By training scruffy animals to withhold their strength until the very end of the battle, Smiley plays into people’s deep-rooted habit of judging based on appearances. Although this technique speaks to Smiley’s business prowess, Smiley himself learns this lesson the hard way at the end of the story. When a stranger comes into town, Smiley assumes the man is harmless and challenges him to a frog-jumping competition. The stranger answers in a “kinder sad” voice, saying, “Well, I’m only a stranger here, and I ain’t got no frog; but if I had a frog, I’d bet you.” Believing that the stranger is as downtrodden as he seems, Smiley quickly goes to the creek to catch a frog for the man, leaving his own frog unattended in the process. This allows the stranger to stuff the frog with “quail-shot” so that it can’t jump, and so Smiley will lose the bet. In this way, Twain encourages his readers to stay on their guard and always remember that appearances can be misleading.
Appearances vs. Reality ThemeTracker
Appearances vs. Reality Quotes in The Celebrated Jumping Frog of Calaveras County
“They used to give her two or three hundred yards, start, and then pass her under way; but always at the fag end of the race she'd get excited and desperate like, and come cavorting and straddling up, and scattering her legs around limber, sometimes in the air, and sometimes out to one side among the fences, and kicking up m-o-r-e dust and raising m-o-r-e racket with her coughing and sneezing and blowing her nose-and always fetch up at the stand just about a neck ahead as near as you could cipher it down.”
“But as soon as money was up on him he was a different dog; his under-jaw'd begin to stick out like the fo'castle of a steamboat, and his teeth would uncover and shine like the furnaces.”
“He ketched a frog one day, and took him home, and said he cal'lated to educate him; and so he never done nothing for three months but set in his back yard and learn that frog to jump.”

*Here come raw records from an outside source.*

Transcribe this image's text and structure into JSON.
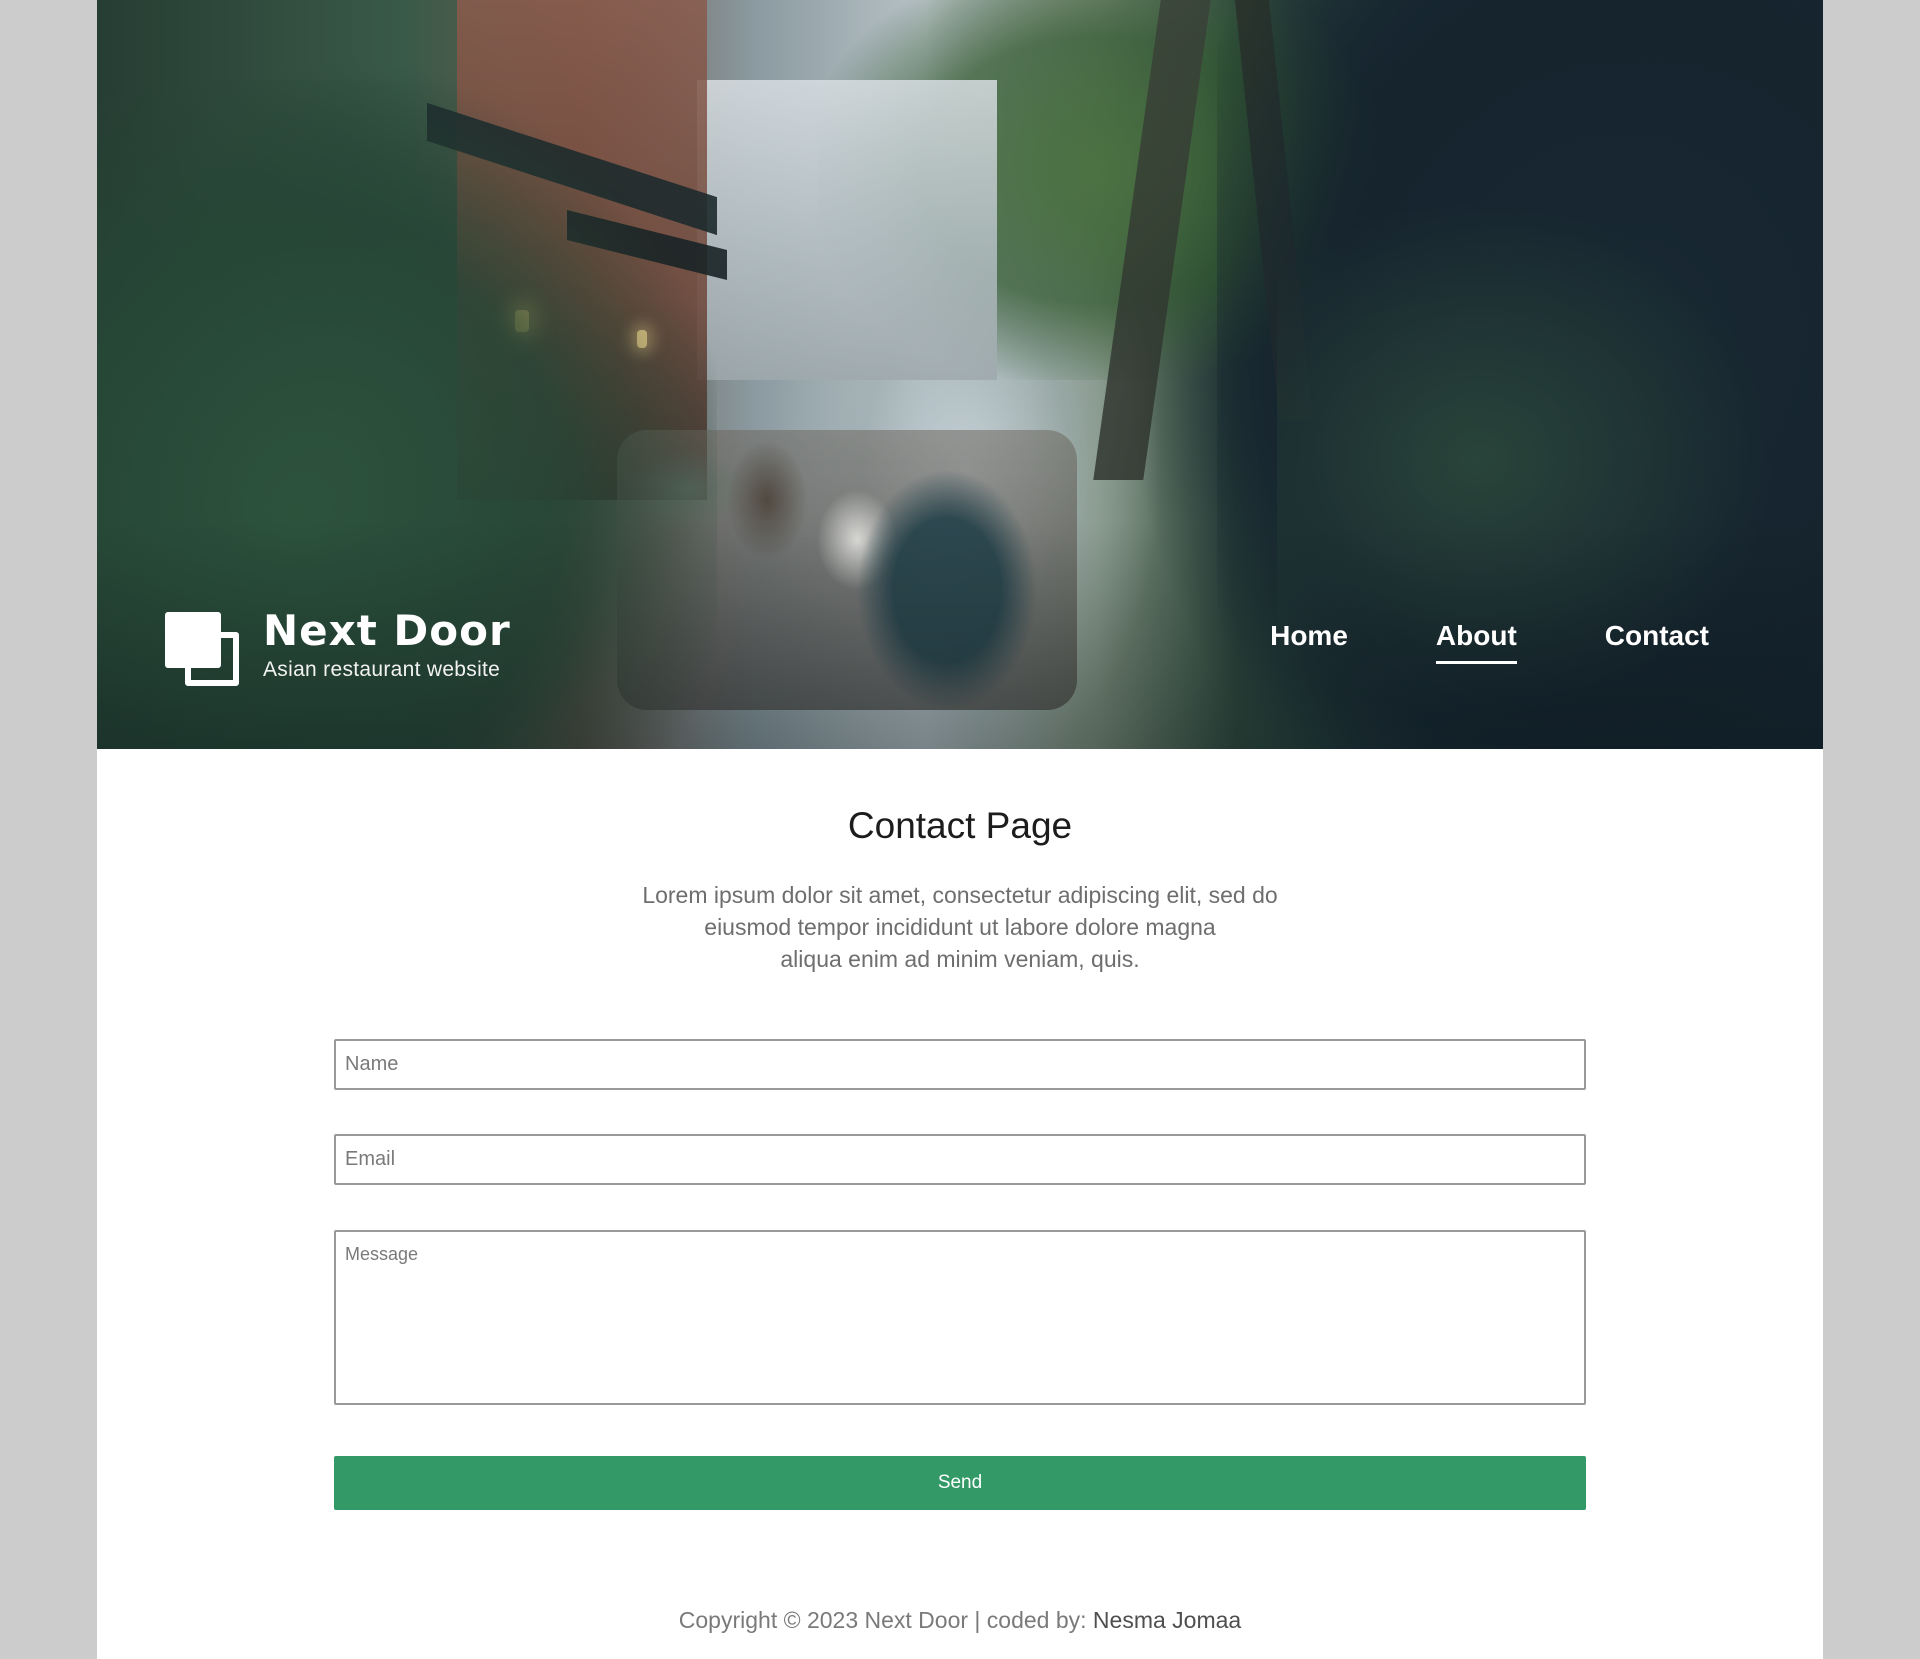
{
  "brand": {
    "title": "Next Door",
    "subtitle": "Asian restaurant website",
    "logo_icon": "overlapping-squares-icon"
  },
  "nav": {
    "items": [
      {
        "label": "Home",
        "active": false
      },
      {
        "label": "About",
        "active": true
      },
      {
        "label": "Contact",
        "active": false
      }
    ]
  },
  "main": {
    "title": "Contact Page",
    "intro_lines": [
      "Lorem ipsum dolor sit amet, consectetur adipiscing elit, sed do",
      "eiusmod tempor incididunt ut labore dolore magna",
      "aliqua enim ad minim veniam, quis."
    ]
  },
  "form": {
    "name_placeholder": "Name",
    "email_placeholder": "Email",
    "message_placeholder": "Message",
    "send_label": "Send"
  },
  "footer": {
    "text": "Copyright © 2023 Next Door | coded by:",
    "author": "Nesma Jomaa"
  },
  "colors": {
    "page_background": "#cccccc",
    "accent_button": "#339966",
    "nav_text": "#ffffff"
  }
}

“[…] the new frog hopped off lively, but Dan'l give a heave, and hysted up his shoulders—so—like a Frenchman, but it warn't no use—he couldn't budge; he was planted as solid as a church, and he couldn't no more stir than if he was anchored out.”